There’s a big black hole right in the middle of the city of Portsmouth’s operating funds. The Sewer Fund continues to show a huge deficit from month to month. For the month of June, the Sewer Fund was a million-and-a-half dollars in the red.
According to the report released by City Auditor Trent Williams, the Sewer Fund is at a deficit $1,499,253. That is $1,149,469 deeper than at the same time last year when the deficit stood at $349,784.
The Water Fund is also in the hole to the tune of $349,887, a $719,315 about face from where it stood at the same time last year – $369,428 in the black.
While the General Fund is at $698,659 to the good, it is still down $172,810 from where it was last year – a positive $871,469.
One could say – “the Street Fund is the Street Fund.” The current balance as of the end of June is $300,930, up $276,518 from last year’s same-time balance of $24,412.
The Sanitation Fund is also on the positive side of the ledger at $687,078, up $194,875 from last year’s figure of $492,203.
What may be the fund that stands out like a good sore thumb is the Insurance Fund, which spent years in the hole. The balance is a very comfortable $892,226, which represents a $1,287,992 turn around from a deficit of $395,766 at the same time last year.
In June, the city’s General Fund tax collections totaled $872,735, up $153,919 over the same period last year for an accumulated total of $1,269,160 compared to last year.
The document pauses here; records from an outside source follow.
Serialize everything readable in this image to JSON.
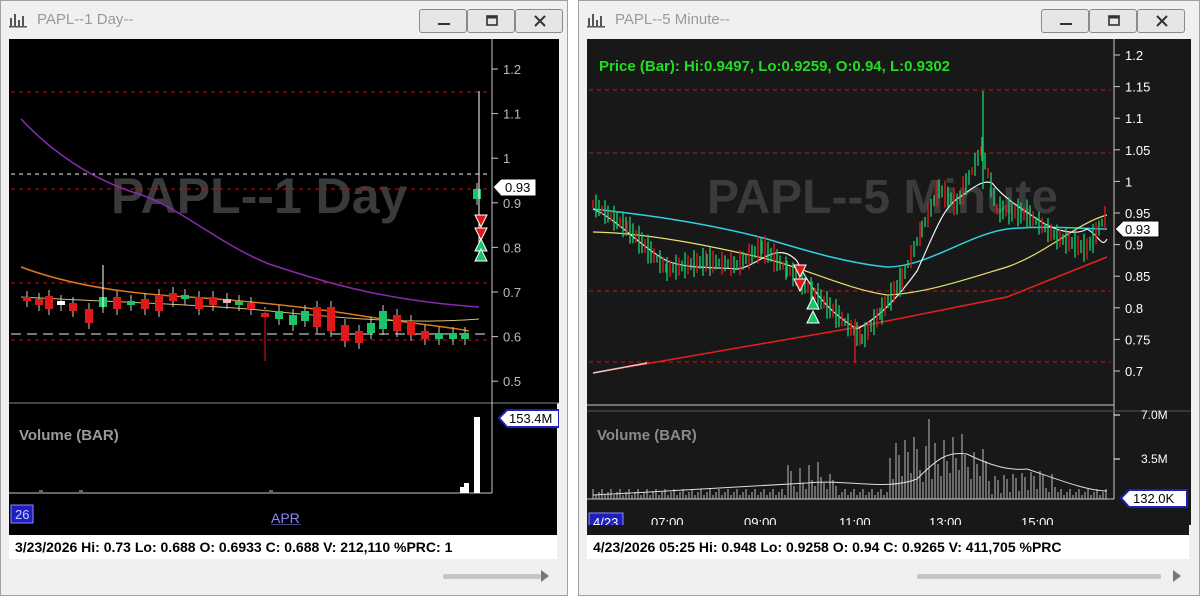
{
  "left_window": {
    "title": "PAPL--1 Day--",
    "watermark": "PAPL--1 Day",
    "price_axis": [
      "1.2",
      "1.1",
      "1",
      "0.9",
      "0.8",
      "0.7",
      "0.6",
      "0.5"
    ],
    "price_badge": "0.93",
    "volume_label": "Volume (BAR)",
    "volume_badge": "153.4M",
    "date_labels": [
      "26",
      "APR"
    ],
    "status": "3/23/2026  Hi: 0.73  Lo: 0.688  O: 0.6933  C: 0.688  V: 212,110 %PRC: 1"
  },
  "right_window": {
    "title": "PAPL--5 Minute--",
    "watermark": "PAPL--5 Minute",
    "price_header": "Price (Bar): Hi:0.9497, Lo:0.9259, O:0.94, L:0.9302",
    "price_axis": [
      "1.2",
      "1.15",
      "1.1",
      "1.05",
      "1",
      "0.95",
      "0.9",
      "0.85",
      "0.8",
      "0.75",
      "0.7"
    ],
    "price_badge": "0.93",
    "volume_label": "Volume (BAR)",
    "volume_axis": [
      "7.0M",
      "3.5M"
    ],
    "volume_badge": "132.0K",
    "time_labels": [
      "4/23",
      "07:00",
      "09:00",
      "11:00",
      "13:00",
      "15:00"
    ],
    "status": "4/23/2026 05:25  Hi: 0.948  Lo: 0.9258  O: 0.94  C: 0.9265  V: 411,705 %PRC"
  },
  "colors": {
    "bull": "#19c46b",
    "bear": "#e01818",
    "accent_badge": "#1f1fbf",
    "header_green": "#22dd22"
  }
}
If you are wondering how much money the income tax revenue increase you gave the city is bringing in. Here it is. With the additional half-a-percent income tax, in June, the city collected 195,247.
Total income tax collections for June were $992,292. That’s the total tax including both the General and Capital funds, up $146,626 over the same month last year, for an accumulated total compared to last year of $1,333,783.
Reach Frank Lewis at 740-353-3101, ext. 1928, or on Twitter @franklewis.